People gathered inside the Sloper-Wesoly House Sunday night for an evening of carol singing, presented by the Polish-American Foundation.
A program featuring 30 songs in Polish and English was led by guest pianist Walter Gwardyak of New Haven, a student of the foundation’s Polish Language School with an extensive musical background.
“The Polish community celebrates Christmas right up into February,” Gwardyak said. “In my family we celebrated into January. It’s something I remember from my childhood.”
All of the carols were familiar melodies, most very festive and upbeat. Gwardyak’s favorite was Lulajze Jezuniu.
“It’s a quiet and thoughtful carol,” he explained. “Some of the others are very rousing. This is quite the opposite.”
The program was led by PAF President Andre Blaszczynski and Coordinator Dorena Wasik.
She runs the Welcome Home program, which connects Americans of Polish descent with their heritage. The group traveled to Poland together this past year. Many of them came together to sing Christmas carols Sunday.
“It’s kind of like a mini reunion for us,” said Bruce Marshall, of Plainville.
He and his wife, Hope Langer Marshall, enjoyed sharing holiday spirit with their Polish friends and fellow travelers.
“We actually have time to sit down and sing now,” Wasik pointed out. “It’s after Christmas, so everybody’s more relaxed.
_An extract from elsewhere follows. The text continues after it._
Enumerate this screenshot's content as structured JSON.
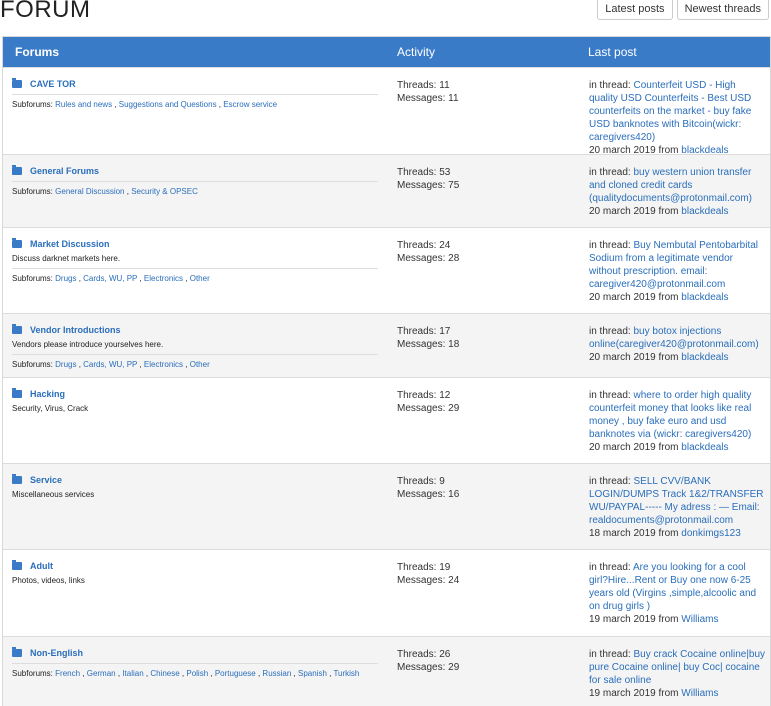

We like to get together after the hustle and bustle is over.”
In Poland, Jan. 6 is the Twelfth Night, Feast of Three Kings. Also known as Epiphany, it typically marks the end of the Christmas season. However, the holiday continues for local Polish families sometimes all the way into February.
“As far as I’m concerned we should celebrate Christmas every day. The world would probably be a better place,” said Linda Kazmierski, one of the carolers.
She is a member of St. Casimir Church in Terryville, a largely Polish community.
“I like Polish music and my friends are Polish,” Kazmierski added.
Wasik tiptoed around carolers’ chairs through the parlor and up the staircase to gain a better vantage point for a photograph.
“We’re blessed in Central Connecticut and New Britain to have a large Polish community,” she said. “We all came from somewhere. As we get further away from the ancestors that came here we lose little pieces of that heritage. It’s important to remember.”
Erica Drzewiecki can be reached at 860-801-5097 or firstname.lastname@example.org.